One day in the camp everyone hears some of the caught lions roaring and the natives begin running away in fear. A louder roar is heard and as the cowboys and O’Hara investigate, they meet Joe, now a huge gorilla. The cowboys try to rope him and Joe manages to grab O’Hara. As he is about to hurl O’Hara off of a rocky ledge, Jill appears, scolding Joe and urges him to gently put the man down. Joe obeys and Jill leads him home. O’Hara is excited-he must get that gorilla for his new nightclub! With the help of cowboy Gregg they find Jill’s farm and apologize to her for scaring her and Joe. Jill admits that with her father’s recent death, she is all alone, she’s never been away from Africa, and with that information, O’Hara convinces Jill that by bringing Joe to Hollywood to star at the new nightclub, that she will be a new star and earn a lot of money. Gregg, who is obviously taken with the cute Jill, smiles a lot and reassures her that it would be a great opportunity for a new adventure. Jill agrees and it is off to Hollywood.

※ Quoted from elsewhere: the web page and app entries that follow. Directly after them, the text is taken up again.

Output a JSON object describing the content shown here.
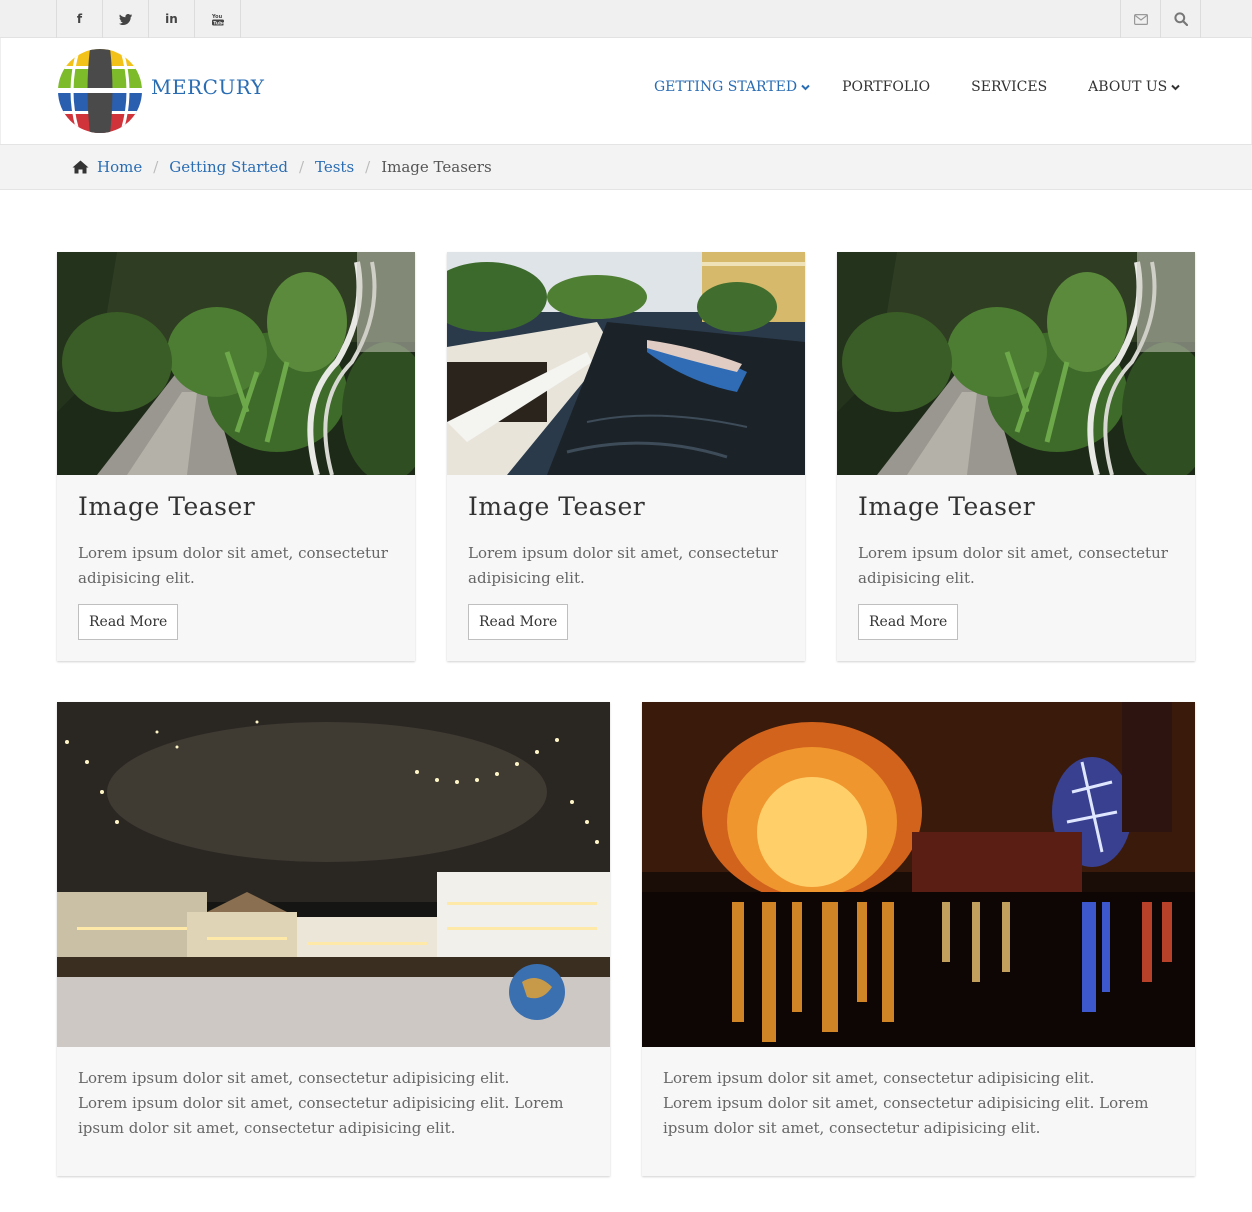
{
  "topbar": {
    "social": [
      {
        "icon": "facebook-icon",
        "glyph": "f"
      },
      {
        "icon": "twitter-icon",
        "glyph": "t"
      },
      {
        "icon": "linkedin-icon",
        "glyph": "in"
      },
      {
        "icon": "youtube-icon",
        "glyph": "You"
      }
    ],
    "right": [
      {
        "icon": "mail-icon"
      },
      {
        "icon": "search-icon"
      }
    ]
  },
  "header": {
    "brand": "MERCURY",
    "nav": [
      {
        "label": "GETTING STARTED",
        "active": true,
        "dropdown": true
      },
      {
        "label": "PORTFOLIO",
        "active": false,
        "dropdown": false
      },
      {
        "label": "SERVICES",
        "active": false,
        "dropdown": false
      },
      {
        "label": "ABOUT US",
        "active": false,
        "dropdown": true
      }
    ]
  },
  "breadcrumb": {
    "home": "Home",
    "items": [
      "Getting Started",
      "Tests"
    ],
    "current": "Image Teasers"
  },
  "teasers": [
    {
      "image": "garden-stairs-photo",
      "title": "Image Teaser",
      "text_line1": "Lorem ipsum dolor sit amet, consectetur",
      "text_line2": "adipisicing elit.",
      "button": "Read More"
    },
    {
      "image": "canal-boat-photo",
      "title": "Image Teaser",
      "text_line1": "Lorem ipsum dolor sit amet, consectetur",
      "text_line2": "adipisicing elit.",
      "button": "Read More"
    },
    {
      "image": "garden-stairs-photo",
      "title": "Image Teaser",
      "text_line1": "Lorem ipsum dolor sit amet, consectetur",
      "text_line2": "adipisicing elit.",
      "button": "Read More"
    }
  ],
  "wide_teasers": [
    {
      "image": "night-square-photo",
      "line1": "Lorem ipsum dolor sit amet, consectetur adipisicing elit.",
      "line2": "Lorem ipsum dolor sit amet, consectetur adipisicing elit. Lorem",
      "line3": "ipsum dolor sit amet, consectetur adipisicing elit."
    },
    {
      "image": "lights-lake-photo",
      "line1": "Lorem ipsum dolor sit amet, consectetur adipisicing elit.",
      "line2": "Lorem ipsum dolor sit amet, consectetur adipisicing elit. Lorem",
      "line3": "ipsum dolor sit amet, consectetur adipisicing elit."
    }
  ],
  "colors": {
    "accent": "#2a6db3",
    "card_bg": "#f7f7f7",
    "topbar_bg": "#f0f0f0"
  }
}
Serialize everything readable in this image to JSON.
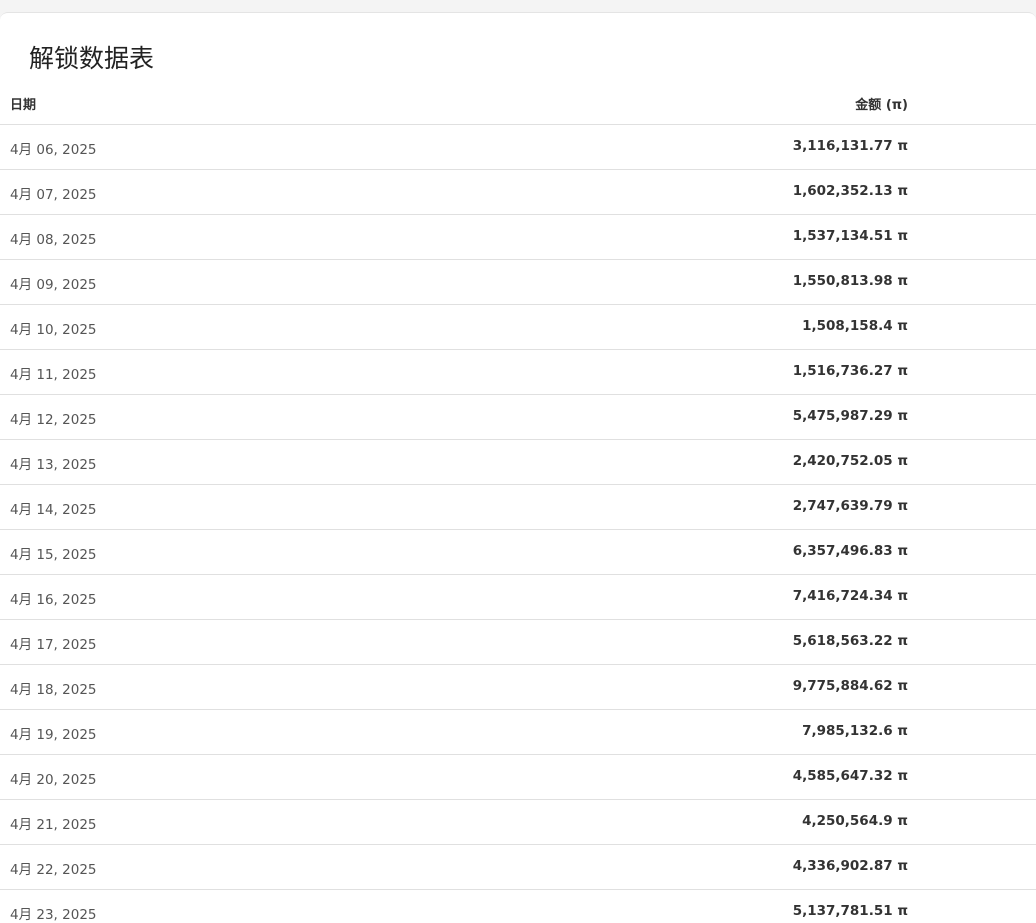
{
  "page": {
    "title": "解锁数据表"
  },
  "table": {
    "headers": {
      "date": "日期",
      "amount": "金额 (π)"
    },
    "rows": [
      {
        "date": "4月 06, 2025",
        "amount": "3,116,131.77 π"
      },
      {
        "date": "4月 07, 2025",
        "amount": "1,602,352.13 π"
      },
      {
        "date": "4月 08, 2025",
        "amount": "1,537,134.51 π"
      },
      {
        "date": "4月 09, 2025",
        "amount": "1,550,813.98 π"
      },
      {
        "date": "4月 10, 2025",
        "amount": "1,508,158.4 π"
      },
      {
        "date": "4月 11, 2025",
        "amount": "1,516,736.27 π"
      },
      {
        "date": "4月 12, 2025",
        "amount": "5,475,987.29 π"
      },
      {
        "date": "4月 13, 2025",
        "amount": "2,420,752.05 π"
      },
      {
        "date": "4月 14, 2025",
        "amount": "2,747,639.79 π"
      },
      {
        "date": "4月 15, 2025",
        "amount": "6,357,496.83 π"
      },
      {
        "date": "4月 16, 2025",
        "amount": "7,416,724.34 π"
      },
      {
        "date": "4月 17, 2025",
        "amount": "5,618,563.22 π"
      },
      {
        "date": "4月 18, 2025",
        "amount": "9,775,884.62 π"
      },
      {
        "date": "4月 19, 2025",
        "amount": "7,985,132.6 π"
      },
      {
        "date": "4月 20, 2025",
        "amount": "4,585,647.32 π"
      },
      {
        "date": "4月 21, 2025",
        "amount": "4,250,564.9 π"
      },
      {
        "date": "4月 22, 2025",
        "amount": "4,336,902.87 π"
      },
      {
        "date": "4月 23, 2025",
        "amount": "5,137,781.51 π"
      }
    ]
  }
}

The rest of the movie is pretty predictable. Joe and Jill do become famous, but are miserable. Some boorish drunks unwittingly make Joe angry and he’s able to break out of his holding cell in the basement of the nightclub. This happens while Jill is having dinner with Gregg. Joe wreaks havoc with the nightclub and is declared a menace that needs to be put down. O’Hara realizes he was wrong to bring Joe to Hollywood and should have left him in Africa and comes up with a plan to rescue Joe before his scheduled death will be carried out by the local police, per a judge’s order. O’Hara, Gregg, and Jill launch a daring escape for Joe and a way to get he and Jill back to Africa.
While the plot is forumlaic and the acting lurching from hammy(Armstrong, at times) to bland(Ben Johnson-his first movie role after coming away from rodeos and he did get better, eventually winning a best supporting actor Oscar in 1971 for The Last Picture Show), and the usually funny Frank McHugh is wasted in a tiny role in my opinion, I do believe Mighty Joe Young should be seen for the special effects. These effects were done before home computers were ever thought of, or CGI(computer generated imagery). The special effects fill this movie and elevate it to a higher plane. These are the scenes: the cowboys trying to rope and capture Joe, Joe dangling O’Hara over a rock ledge, the nightclub acts that Joe and Jill have to perform, the three drunks hassling Joe and giving him bottles of whiskey to drink, Joe breaking loose from his cell and destroying the nightclub, Joe on the run with Jill, Gregg, and O’Hara, Joe’s rescue of an orphan from a burning orphanage. That scene is on Youtube and can be viewed here.
I also found an interesting website on the life and career of the late Ray Harryhausen that is worth a visit and one can do so by clicking here. Lastly, also on Youtube, there is an interview with Harryhausen and the making of Mighty Joe Young! View that interview here.
You may have already seen the Disney version of Mighty Joe Young, made in 1998 and starring Charlize Theron and Bill Paxton, but you really owe it to yourself and any kids in your life to see the 1949 original and its fantastic, award-winning special effects.